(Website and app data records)
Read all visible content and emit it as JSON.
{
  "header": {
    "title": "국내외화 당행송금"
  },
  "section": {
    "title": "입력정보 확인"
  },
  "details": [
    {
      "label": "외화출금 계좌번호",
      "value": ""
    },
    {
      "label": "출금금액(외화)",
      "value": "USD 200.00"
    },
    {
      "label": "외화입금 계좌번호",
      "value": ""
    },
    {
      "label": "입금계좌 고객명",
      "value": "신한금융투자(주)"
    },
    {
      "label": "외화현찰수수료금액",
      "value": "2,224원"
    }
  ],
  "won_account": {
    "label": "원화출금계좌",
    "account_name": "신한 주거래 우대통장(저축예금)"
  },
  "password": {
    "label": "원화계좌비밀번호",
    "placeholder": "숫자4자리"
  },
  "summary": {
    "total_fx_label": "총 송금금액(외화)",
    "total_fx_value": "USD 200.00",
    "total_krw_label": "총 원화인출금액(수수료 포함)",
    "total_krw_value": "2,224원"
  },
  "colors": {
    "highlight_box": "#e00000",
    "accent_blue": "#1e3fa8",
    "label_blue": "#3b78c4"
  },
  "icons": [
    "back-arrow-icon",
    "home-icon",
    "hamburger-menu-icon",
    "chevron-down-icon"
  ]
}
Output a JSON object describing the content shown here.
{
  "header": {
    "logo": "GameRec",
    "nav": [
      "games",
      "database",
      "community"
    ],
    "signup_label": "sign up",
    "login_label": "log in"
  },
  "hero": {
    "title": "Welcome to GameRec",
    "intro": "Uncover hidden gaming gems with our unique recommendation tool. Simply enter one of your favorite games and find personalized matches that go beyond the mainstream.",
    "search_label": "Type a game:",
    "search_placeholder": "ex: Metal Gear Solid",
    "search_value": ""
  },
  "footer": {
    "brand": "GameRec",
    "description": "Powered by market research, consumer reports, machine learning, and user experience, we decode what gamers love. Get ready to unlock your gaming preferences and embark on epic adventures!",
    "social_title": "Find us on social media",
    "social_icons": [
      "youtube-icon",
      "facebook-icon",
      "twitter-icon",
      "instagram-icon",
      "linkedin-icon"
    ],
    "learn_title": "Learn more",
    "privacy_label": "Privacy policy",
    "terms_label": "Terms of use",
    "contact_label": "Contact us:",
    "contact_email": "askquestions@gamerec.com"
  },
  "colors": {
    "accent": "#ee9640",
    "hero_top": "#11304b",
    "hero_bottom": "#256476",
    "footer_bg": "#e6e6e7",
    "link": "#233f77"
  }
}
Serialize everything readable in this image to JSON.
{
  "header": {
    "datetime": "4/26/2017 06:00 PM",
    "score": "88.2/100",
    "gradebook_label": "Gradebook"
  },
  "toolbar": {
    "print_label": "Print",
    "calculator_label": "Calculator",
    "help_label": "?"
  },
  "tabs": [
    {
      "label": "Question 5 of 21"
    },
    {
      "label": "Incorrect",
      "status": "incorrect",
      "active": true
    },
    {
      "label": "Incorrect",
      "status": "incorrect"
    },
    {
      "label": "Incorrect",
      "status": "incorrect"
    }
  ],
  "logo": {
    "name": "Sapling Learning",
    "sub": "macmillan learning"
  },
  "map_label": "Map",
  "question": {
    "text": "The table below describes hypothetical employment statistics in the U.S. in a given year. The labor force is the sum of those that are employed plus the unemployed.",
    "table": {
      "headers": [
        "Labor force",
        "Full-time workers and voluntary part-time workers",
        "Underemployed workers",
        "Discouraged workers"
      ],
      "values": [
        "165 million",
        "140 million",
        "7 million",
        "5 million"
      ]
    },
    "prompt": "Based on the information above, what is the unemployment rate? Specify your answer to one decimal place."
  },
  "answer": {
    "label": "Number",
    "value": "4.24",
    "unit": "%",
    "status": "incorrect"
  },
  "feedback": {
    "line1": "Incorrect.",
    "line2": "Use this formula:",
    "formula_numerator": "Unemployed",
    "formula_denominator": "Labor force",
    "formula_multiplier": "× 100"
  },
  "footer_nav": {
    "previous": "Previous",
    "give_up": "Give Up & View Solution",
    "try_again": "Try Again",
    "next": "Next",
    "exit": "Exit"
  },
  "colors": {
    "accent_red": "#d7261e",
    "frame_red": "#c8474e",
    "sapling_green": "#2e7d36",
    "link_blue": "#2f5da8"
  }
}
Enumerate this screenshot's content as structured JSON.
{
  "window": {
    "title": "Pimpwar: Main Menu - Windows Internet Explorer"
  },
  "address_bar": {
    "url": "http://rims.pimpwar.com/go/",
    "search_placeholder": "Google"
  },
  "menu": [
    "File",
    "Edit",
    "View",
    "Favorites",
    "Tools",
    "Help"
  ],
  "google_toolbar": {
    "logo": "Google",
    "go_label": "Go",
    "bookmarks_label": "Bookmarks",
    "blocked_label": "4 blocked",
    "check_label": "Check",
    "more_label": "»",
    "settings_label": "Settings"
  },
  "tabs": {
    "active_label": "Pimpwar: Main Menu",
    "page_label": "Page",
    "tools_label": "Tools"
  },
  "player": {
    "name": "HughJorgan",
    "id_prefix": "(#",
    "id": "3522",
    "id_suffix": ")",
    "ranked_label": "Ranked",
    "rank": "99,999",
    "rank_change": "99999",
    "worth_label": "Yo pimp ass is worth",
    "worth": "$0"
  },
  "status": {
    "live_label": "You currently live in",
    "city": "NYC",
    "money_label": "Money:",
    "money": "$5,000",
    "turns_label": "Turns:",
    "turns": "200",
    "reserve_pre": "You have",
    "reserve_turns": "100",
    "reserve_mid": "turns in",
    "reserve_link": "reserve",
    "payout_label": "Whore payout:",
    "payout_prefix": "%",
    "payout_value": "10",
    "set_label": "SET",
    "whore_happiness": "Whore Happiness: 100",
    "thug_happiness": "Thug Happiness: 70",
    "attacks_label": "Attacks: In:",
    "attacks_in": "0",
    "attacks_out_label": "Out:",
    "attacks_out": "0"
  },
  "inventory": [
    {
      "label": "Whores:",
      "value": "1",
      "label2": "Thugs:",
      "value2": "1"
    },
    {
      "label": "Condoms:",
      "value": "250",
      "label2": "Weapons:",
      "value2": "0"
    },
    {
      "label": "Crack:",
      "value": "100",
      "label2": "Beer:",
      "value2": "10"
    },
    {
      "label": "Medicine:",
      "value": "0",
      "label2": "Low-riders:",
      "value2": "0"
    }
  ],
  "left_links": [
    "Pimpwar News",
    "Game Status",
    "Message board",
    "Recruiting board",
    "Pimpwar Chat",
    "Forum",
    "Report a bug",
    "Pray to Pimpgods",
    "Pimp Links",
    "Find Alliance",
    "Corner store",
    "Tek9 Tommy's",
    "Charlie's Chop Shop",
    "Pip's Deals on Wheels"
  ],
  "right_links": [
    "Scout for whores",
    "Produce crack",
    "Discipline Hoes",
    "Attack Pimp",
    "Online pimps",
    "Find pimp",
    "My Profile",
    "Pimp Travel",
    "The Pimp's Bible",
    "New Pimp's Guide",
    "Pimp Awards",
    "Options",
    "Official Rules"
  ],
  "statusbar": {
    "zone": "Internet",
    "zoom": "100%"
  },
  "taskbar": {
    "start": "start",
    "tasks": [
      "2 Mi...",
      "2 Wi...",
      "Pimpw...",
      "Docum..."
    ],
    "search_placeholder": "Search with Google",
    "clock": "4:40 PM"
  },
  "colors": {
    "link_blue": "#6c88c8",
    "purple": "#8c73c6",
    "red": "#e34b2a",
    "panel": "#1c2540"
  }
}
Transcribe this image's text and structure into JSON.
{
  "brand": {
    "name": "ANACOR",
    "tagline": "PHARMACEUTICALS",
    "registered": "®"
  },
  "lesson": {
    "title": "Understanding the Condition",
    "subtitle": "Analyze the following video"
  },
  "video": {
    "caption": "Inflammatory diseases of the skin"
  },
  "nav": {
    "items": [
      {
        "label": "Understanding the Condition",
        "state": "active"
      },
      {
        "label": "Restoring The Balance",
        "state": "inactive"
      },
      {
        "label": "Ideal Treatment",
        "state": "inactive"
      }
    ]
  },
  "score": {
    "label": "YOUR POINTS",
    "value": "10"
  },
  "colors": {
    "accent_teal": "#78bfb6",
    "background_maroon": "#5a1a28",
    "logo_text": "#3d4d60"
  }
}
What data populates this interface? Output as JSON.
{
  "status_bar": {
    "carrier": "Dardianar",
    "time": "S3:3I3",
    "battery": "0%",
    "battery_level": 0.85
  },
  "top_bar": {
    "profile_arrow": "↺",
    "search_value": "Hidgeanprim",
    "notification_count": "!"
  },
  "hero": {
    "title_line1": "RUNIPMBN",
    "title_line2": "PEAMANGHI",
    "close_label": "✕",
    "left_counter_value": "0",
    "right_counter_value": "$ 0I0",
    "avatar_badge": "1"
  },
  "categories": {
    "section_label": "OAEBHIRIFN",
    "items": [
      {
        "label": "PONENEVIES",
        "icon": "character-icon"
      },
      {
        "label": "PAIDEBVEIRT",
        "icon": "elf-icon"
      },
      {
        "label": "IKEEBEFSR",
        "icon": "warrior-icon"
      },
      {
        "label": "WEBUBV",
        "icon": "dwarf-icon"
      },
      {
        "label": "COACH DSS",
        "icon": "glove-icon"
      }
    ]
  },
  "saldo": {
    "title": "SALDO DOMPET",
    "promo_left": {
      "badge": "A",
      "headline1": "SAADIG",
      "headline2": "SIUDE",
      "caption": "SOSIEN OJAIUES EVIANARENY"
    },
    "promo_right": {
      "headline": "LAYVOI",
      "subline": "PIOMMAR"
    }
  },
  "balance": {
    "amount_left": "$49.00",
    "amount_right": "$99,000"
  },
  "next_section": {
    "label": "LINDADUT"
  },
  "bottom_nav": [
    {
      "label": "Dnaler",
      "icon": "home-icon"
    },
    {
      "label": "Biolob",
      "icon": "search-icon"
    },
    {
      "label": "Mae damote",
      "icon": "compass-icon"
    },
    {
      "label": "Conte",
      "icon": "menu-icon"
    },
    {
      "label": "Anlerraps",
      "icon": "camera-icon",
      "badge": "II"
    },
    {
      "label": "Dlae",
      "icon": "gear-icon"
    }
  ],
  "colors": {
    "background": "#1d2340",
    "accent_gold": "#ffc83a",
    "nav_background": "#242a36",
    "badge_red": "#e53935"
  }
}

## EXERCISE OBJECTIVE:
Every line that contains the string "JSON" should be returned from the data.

## SOLUTION FOR THIS PROBLEM:
Read all visible content and emit it as JSON.
Output a JSON object describing the content shown here.
Serialize everything readable in this image to JSON.
Enumerate this screenshot's content as structured JSON.
Transcribe this image's text and structure into JSON.
What data populates this interface? Output as JSON.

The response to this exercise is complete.